A LOT of writers like to dwell on the things that US President Donald Trump does not know, such as the location of Myanmar and the proper verb tense for discussing Frederick Douglass. Democrats hoping to defeat him in next year's election had better pay attention instead to the things that he does know.
Mr Trump knows in his bones the central fact of two-party presidential politics. Namely, that this is not a popularity contest. Less expert commentators often say it is but they are wrong, and Mr Trump is right. A presidential election is more like an unpopularity contest. Mr Trump can win by making his opponent just a little less popular than himself.
And he knows that this is not a question for the summer of 2019. It is a question for one specific day in the autumn of 2020 - whatever day each voter marks the presidential ballot. For that day, and that day only, Mr Trump seeks to be slightly less unpopular, a wisp of a whisker less loathed, than the Democratic nominee.
And he knows that presidents are not necessarily elected by popular majorities. His challenge is to be only the second- least-popular candidate in just enough states to win 270 electoral votes. He can lose by millions of votes in California and New York and Illinois, but he will be re-elected so long as he beats the Democratic nominee by a vote or two in Florida, in Ohio, in Wisconsin, in Pennsylvania - all places where he defeated Hillary Clinton, using precisely this knowledge, in 2016.
Mr Trump knows instinctively the power of an insight often attributed to the late comedian George Burns: "The key to success is sincerity. If you can fake that, you've got it made." In today's lingo, the key might be called "authenticity". But whether we call it sincerity or authenticity, Mr Trump fakes it very effectively in his effort to be just a little bit less unpopular than his opponents.
How? By doing and saying things that no ordinary politician would dream of. The most common assessment of Mr Trump that I hear from his voters goes like this: I might not approve of everything that he says, but I like that he says what he thinks. Mr Trump knows that politicians, as a class, are held in contempt by much of the public. Thus, making his opponents appear to be more thoroughly political than he is can be a good weapon in the unpopularity contest.
He knows this goes double for the media. Triple for Congress. When Mr Trump says or does something to earn denunciations from Congress, the media and a host of career politicians - whether it is an attack on Baltimore or a reverie about his imaginary see-through, solar-panelled Wall - he cashes a trifecta.

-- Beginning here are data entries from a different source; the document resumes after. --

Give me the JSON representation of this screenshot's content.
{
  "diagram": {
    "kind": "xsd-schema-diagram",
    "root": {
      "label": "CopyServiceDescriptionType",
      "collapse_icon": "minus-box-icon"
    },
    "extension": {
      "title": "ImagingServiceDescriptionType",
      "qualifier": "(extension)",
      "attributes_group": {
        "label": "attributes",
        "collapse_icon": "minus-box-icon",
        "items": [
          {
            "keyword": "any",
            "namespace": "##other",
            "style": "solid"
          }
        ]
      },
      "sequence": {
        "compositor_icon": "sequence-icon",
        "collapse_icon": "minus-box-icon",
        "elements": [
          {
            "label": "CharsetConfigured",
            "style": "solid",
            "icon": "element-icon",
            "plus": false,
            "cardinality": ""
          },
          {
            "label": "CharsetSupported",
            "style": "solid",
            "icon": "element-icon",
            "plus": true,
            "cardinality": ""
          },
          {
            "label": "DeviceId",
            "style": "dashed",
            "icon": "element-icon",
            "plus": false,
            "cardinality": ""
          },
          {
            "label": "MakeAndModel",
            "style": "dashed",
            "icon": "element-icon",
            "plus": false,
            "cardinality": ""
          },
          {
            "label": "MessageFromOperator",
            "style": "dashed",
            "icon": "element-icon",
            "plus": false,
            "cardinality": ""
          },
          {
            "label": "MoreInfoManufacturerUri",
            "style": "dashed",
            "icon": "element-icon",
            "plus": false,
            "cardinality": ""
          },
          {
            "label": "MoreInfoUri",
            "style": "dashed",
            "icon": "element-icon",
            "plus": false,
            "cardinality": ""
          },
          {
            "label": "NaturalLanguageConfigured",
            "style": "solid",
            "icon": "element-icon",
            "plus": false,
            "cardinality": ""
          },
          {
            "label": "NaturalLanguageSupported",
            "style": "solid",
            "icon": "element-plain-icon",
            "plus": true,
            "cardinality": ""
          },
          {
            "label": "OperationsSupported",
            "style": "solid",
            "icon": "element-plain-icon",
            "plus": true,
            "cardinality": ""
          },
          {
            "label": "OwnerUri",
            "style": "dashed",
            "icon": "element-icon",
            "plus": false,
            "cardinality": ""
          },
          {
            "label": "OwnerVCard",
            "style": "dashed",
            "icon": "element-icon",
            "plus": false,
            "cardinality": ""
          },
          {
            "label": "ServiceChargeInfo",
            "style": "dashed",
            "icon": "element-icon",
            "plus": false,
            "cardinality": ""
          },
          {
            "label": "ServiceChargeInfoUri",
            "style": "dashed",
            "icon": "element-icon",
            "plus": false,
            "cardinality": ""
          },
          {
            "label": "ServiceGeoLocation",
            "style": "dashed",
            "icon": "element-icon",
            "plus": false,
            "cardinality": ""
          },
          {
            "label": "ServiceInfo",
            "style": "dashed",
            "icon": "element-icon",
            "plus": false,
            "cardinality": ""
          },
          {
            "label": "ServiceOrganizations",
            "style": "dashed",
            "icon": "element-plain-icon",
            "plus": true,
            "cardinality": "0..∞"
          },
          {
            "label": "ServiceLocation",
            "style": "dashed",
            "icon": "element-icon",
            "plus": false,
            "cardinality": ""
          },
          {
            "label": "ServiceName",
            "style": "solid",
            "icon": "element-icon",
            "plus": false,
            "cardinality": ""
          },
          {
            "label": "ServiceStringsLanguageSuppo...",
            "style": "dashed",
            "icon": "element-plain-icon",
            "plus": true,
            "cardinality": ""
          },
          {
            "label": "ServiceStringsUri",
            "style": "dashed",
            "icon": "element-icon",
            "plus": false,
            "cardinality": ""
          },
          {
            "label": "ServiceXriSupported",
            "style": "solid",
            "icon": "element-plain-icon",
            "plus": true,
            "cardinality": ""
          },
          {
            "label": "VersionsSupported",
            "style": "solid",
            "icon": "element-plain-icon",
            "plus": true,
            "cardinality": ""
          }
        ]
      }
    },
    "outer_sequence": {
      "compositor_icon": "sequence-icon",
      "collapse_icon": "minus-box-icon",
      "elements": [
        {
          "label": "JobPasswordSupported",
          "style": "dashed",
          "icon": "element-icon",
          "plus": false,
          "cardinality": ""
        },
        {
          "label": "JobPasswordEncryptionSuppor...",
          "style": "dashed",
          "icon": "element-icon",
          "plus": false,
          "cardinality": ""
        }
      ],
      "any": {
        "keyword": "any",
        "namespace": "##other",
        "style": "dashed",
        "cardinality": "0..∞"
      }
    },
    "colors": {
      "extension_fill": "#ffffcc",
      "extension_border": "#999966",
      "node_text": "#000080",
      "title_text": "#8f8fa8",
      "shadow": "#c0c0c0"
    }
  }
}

All this Trumpian knowledge is useful in tracking the race for the Democratic nomination. Forget the polls that show various Democratic candidates beating the president by wide margins. The only horse race that matters is the one in the electoral college. And forget the poll that showed 54 per cent of respondents pledging never to vote for Mr Trump. That was what Lindsey Graham used to say, until he ran across a less popular alternative to supporting Mr Trump - namely, the threat of losing his Senate seat - and lo! He decided that Mr Trump was not quite so unpalatable.
Mr Trump knows that "never" has, for many people, an elastic meaning. Sort of like " til death us do part". Furthermore, if 54 per cent of voters in fact "never" vote for Mr Trump, he will still have a shot at 46 per cent of them, which just happens to be the percentage that he won in 2016.
If Democrats are interested in polls, they might spend some time absorbing the rolling average of their own candidates as measured by RealClearPolitics. What it shows at this admittedly early point is a pandemic of no-mentum.
Heading into the second round of two-night marathon debates, the field was nearly stuck where it was before Round One. The surge of support that Senator Kamala Harris (Democrat, California) drew at the expense of former vice-president Joe Biden has ebbed. The left wing appears evenly split between Senator Bernie Sanders (Independent, Vermont), whose falling poll numbers seem to have found their floor, and Senator Elizabeth Warren (Democrat, Massachusetts), whose rising numbers might have hit a ceiling. No sign here of a groundswell rising to embrace the promise of free everything.
As for the rest of the field: damp kindling. Even the much-ballyhooed Mayor Pete Buttigieg of South Bend, Indiana, is drawing a trend line as flat as West Texas.
Half the Democrats in the United States are running for president, yet so far no one can touch Mr Biden - the same Mr Biden who was whipped in 1988 by a guy named Michael Dukakis. The same Mr Biden who won less than one per cent of the votes in Iowa in 2008. Mr Trump knows exactly what he thinks of that situation. And he likes it. WP